When he and Weiner planned the exhibition, they decided to act nonchalantly, as if it had happened, and hope most people would think about the implications, not the logistics.

But that’s where it gets complicated. What are the implications, exactly? If you thought Weiner had illegally infiltrated a larger-than-life system, you’d have felt hopeful that a little politically-charged resourcefulness could undermine the powers that be. Discovering that he didn’t makes the resourceful activist again seem helpless in the face of a bigger system.

“I don’t have much agency in the world,” said Weiner. Maybe that’s the truth the lie reveals in this case: our desire for agency. Or maybe it reveals our hope that technology could liberate us from the information-sharing systems that dwarf us. It’s hard to tell exactly.

A month after Weiner’s show at 6114Venice opened, another show with his work in it opened at University of Irvine. This time, it was work Weiner had done with the Untitled Collective, a group he has worked with since 2010 (other members are Gerhard Schultz, Claudia Slanar, Gordon Prost and Sarah Williams).

The group has been working to collapse their resumes and identities into a single entity. As “Marshall Gordon,” the name they chose for their shared self, they would have an absurd number of degrees and a super-human list of credentials; it would be sort of like having a corporate identity, and corporations definitely have agency that individuals don’t.

Installation view of the UCI show, “With A Name Like Yours, You Might Be Any Shape.” Courtesy UCI University Art Gallery.

Claudia Slanar, a member of the collective, also co-curated the show at Irvine with Georgia Holzer, including only artists with fictional identities. “Artists have [become] even less protective of a clear distinction between their various personae [in recent years],” she said, then quoted not Picasso but Marcel Broodthaers, an artist who often worked with confusion and subterfuge: “’A fiction allows us to grasp reality and at the same time what it hides.’” In other words, the gray area and all its weird complexities is the whole point, and if you can somehow show how gray it all is, you’ve done something worth doing.

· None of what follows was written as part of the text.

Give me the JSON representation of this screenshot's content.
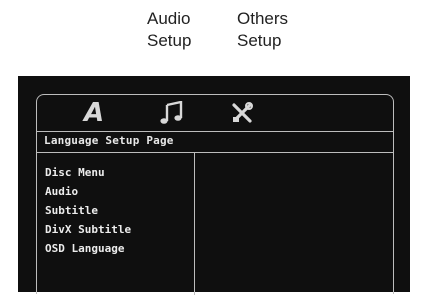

Contributor
Catherine Wagley is a writer and artist living in Los Angeles. She primarily writes about art, architecture, and visual culture and is currently exploring decadence and empathy in contemporary photography. She justifies her obsession with primetime TV by calling it “research.” Wagley contributes the Art21 column “Looking at Los Angeles."

Leave a Comment

*